Other California Jurisdictions Have Demand Letters Under Consideration: The City of Santa Cruz, for example, announced no action after meeting to discuss a demand letter sent to the City alleging a violation of the California Voting Rights Act based on the City’s at-large election of its Council. Read more here. California law provides for a 45-day “safe harbor” from litigation for jurisdictions to evaluate a CVRA demand. Action may be forthcoming. (8/31/2019)

Chris Skinnell Talks Partisan Gerrymandering: On August 9, 2019, Chris Skinnell participated in panel at the American Bar Association’s Annual meeting to discuss the Supreme Court’s recent decisions on partisan gerrymandering, Rucho v. Common Cause and Lamone v. Benisek.

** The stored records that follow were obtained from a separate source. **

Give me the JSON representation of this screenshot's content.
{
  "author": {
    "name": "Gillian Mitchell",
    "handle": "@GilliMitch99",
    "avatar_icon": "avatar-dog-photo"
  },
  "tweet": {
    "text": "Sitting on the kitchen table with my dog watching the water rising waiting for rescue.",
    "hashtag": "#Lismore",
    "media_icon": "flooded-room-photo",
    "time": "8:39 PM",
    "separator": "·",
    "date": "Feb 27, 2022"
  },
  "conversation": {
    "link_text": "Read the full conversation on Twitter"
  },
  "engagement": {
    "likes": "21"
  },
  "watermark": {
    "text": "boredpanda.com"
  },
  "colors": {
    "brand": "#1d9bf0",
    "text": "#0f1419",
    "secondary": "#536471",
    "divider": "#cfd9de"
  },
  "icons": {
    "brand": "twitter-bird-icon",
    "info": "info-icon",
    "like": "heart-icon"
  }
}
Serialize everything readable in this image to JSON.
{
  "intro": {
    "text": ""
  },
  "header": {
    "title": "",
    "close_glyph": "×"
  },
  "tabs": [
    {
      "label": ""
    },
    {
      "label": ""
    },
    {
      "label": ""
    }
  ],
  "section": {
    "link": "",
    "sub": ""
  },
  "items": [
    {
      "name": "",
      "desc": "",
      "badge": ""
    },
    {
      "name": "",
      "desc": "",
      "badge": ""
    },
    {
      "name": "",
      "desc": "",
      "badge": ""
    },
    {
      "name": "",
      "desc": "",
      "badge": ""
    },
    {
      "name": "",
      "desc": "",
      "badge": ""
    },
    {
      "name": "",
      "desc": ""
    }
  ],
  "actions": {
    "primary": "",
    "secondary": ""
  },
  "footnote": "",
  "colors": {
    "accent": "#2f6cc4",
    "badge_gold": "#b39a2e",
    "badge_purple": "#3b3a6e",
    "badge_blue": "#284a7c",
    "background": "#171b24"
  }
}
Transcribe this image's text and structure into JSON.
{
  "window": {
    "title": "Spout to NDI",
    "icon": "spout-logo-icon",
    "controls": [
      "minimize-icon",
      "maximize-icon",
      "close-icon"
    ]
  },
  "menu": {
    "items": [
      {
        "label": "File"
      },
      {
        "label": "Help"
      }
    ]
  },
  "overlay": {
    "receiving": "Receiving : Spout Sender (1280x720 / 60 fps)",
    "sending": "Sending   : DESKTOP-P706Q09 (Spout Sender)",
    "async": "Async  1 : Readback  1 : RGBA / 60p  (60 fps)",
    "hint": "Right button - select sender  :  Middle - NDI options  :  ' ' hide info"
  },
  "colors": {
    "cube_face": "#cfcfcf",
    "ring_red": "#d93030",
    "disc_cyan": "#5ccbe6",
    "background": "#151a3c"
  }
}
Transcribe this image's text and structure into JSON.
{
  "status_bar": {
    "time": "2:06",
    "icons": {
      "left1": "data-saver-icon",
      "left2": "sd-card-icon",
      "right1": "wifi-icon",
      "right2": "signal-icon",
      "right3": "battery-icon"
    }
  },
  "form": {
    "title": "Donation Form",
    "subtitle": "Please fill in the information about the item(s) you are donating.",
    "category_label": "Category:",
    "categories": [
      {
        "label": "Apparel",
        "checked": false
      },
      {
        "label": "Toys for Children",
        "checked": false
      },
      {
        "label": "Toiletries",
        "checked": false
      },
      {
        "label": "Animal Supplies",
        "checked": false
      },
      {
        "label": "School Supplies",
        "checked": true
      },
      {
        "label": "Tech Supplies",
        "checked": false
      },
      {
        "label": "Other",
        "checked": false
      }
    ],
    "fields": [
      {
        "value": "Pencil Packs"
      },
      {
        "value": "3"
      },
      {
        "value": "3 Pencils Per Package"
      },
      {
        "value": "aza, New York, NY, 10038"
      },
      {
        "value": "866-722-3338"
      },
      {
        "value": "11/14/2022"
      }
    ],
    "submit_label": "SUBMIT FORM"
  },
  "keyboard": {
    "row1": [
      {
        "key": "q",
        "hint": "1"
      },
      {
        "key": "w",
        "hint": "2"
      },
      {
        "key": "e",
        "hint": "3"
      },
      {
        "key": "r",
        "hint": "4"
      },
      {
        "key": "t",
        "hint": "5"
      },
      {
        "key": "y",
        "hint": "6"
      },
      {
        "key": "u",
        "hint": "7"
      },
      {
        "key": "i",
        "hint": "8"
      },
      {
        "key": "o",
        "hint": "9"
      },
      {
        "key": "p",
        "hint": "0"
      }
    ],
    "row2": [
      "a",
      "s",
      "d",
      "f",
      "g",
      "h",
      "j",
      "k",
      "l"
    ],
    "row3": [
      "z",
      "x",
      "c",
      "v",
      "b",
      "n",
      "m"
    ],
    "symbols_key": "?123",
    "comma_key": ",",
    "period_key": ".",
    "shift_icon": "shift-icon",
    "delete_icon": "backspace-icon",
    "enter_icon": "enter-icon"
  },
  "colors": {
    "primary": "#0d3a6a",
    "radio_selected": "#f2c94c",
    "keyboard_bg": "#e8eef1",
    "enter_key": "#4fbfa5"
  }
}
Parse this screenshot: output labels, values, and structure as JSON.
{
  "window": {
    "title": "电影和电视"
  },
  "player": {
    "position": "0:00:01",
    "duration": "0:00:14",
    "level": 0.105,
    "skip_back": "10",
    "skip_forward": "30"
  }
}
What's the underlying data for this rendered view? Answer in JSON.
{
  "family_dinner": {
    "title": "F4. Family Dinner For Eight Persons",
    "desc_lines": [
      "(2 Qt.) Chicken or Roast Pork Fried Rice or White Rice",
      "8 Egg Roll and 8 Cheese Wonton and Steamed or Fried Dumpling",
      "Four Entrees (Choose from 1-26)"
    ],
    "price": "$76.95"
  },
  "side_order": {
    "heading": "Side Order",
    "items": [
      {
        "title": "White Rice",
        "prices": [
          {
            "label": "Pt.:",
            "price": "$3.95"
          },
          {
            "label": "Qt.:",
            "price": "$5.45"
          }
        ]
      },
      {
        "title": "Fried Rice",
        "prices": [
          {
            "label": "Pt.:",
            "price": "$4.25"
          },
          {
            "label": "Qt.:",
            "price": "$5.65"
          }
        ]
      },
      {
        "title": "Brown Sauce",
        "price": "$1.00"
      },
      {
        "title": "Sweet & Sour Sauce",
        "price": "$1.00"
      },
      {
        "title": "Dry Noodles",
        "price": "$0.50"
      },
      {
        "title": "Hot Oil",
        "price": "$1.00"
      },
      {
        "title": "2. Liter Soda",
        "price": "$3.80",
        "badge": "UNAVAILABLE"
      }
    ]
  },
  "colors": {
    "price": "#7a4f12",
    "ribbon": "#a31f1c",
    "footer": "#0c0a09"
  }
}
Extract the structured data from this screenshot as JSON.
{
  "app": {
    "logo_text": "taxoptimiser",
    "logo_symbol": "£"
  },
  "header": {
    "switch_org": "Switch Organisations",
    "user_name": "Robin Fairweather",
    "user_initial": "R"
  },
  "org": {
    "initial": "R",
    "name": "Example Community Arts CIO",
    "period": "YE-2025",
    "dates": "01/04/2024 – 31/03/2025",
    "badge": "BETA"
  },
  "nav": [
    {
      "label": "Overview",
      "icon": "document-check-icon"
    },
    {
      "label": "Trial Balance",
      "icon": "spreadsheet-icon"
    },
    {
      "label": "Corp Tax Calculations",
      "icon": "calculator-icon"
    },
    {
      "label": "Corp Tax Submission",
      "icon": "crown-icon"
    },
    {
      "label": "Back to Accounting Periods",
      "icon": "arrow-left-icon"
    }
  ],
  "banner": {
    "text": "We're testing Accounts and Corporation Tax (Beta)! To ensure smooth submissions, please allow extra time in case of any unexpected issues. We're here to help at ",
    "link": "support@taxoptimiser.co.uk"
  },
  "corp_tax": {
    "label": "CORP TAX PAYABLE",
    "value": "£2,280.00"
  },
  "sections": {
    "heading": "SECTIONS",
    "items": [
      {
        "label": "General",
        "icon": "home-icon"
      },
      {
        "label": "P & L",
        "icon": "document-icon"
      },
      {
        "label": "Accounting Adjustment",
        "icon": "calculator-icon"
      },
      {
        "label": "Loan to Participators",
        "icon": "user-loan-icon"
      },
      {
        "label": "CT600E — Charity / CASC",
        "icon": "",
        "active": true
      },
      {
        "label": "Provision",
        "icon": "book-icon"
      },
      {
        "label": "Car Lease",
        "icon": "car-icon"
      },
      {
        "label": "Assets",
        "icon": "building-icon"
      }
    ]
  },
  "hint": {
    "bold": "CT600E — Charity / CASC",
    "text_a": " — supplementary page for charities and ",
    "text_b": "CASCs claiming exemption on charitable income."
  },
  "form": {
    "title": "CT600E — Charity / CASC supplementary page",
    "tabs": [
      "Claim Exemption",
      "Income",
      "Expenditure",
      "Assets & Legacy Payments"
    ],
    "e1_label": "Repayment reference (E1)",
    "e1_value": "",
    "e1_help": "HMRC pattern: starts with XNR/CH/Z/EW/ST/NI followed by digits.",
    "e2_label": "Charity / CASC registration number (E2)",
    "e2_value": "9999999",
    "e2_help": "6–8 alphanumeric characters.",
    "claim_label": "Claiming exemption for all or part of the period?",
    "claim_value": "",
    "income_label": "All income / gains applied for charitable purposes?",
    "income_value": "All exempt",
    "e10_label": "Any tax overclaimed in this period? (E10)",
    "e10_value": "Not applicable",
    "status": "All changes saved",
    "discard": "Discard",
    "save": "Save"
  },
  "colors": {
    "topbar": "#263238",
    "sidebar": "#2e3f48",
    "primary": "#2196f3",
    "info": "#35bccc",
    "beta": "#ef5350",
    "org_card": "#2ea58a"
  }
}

The program, which is co-sponsored by the Young Lawyers Division and the Standing Committee on Election Law, addressed the ramifications for the future of drawing election maps.

New Redistricting Rules Proposed (8/2/2019): Just like 10 years ago, California cities and counties must consider redistricting after release of the 2020 Census results, but the rules may be very different than in the last round of redistricting.

AB 849 (Bonta) Click here for the text of the bill

Status: Passed Assembly (55-20); Amended by Senate Appropriations

Next Step: Senate Floor scheduled for September 3, 2019

Summary of Some Key Provisions:

This bill applies to all cities, general law and charter alike, and to counties.

The bill changes how populations are determined for redistricting purposes, including counting incarcerated persons whose last known place of residence is within a jurisdiction (compare the long-standing opinion of the California Attorney General here). Once the law is settled, we will provide more information on the topic.

The bill establishes mandatory criteria to be considered in redrawing district boundaries.  The criteria, in priority order are:

  1. Geographic contiguity
  2. Minimizing the division of communities of interest, which is defined as “a population that shares common social or economic interests that should be included within a single [] district for purposes of its effective and fair representation”
  3. Geographic integrity of a political subdivisions and census designated places (counties only)
  4. Ease of district boundary identifiability and understandability by residents
  5. Geographic compactness
  6. Not favoring or discriminating against a particular political party
  7. For charter cities, there is a provision about assigning district numbers.

The bill changes the timing for redistricting: no earlier than August 1, 2021 and no later than 151 days before the jurisdiction’s regular election occurring after March 1, 2022. If the jurisdiction fails to meet that deadline, the power to redistrict falls to the superior court.

The bill increases the number of public hearings required for redistricting legislation, specifies the timing of public hearings, and mandates public outreach, among other procedural changes.


AB 1724 (Salas) Click here for the text of the bill

Status: Introduced

Next Step: Assembly Elections and Redistricting hearing cancelled at the Author’s request


This bill would require every general law city and county to establish an independent redistricting commission to adjust boundary lines for districts for the legislative body following each decennial census, with certain requirements for commission membership and selection.


SB 139 (Allen) Click here for the text of the bill

Status: Passed Senate (29-7); Amended by Assembly Appropriations

Next Step: Assembly Floor scheduled for September 3, 2019


This bill would require a county with more than 400,000 residents to establish either a 9- or 12-member independent redistricting commission to adjust boundary lines for districts for the Board of Supervisors following each decennial census.

The bill specifies qualifications for commission members and specifies that the political party affiliation of the commission’s members shall be proportional to the county’s party registration, with qualifications.

The bill also specifies additional aspects of the commission application and selection process.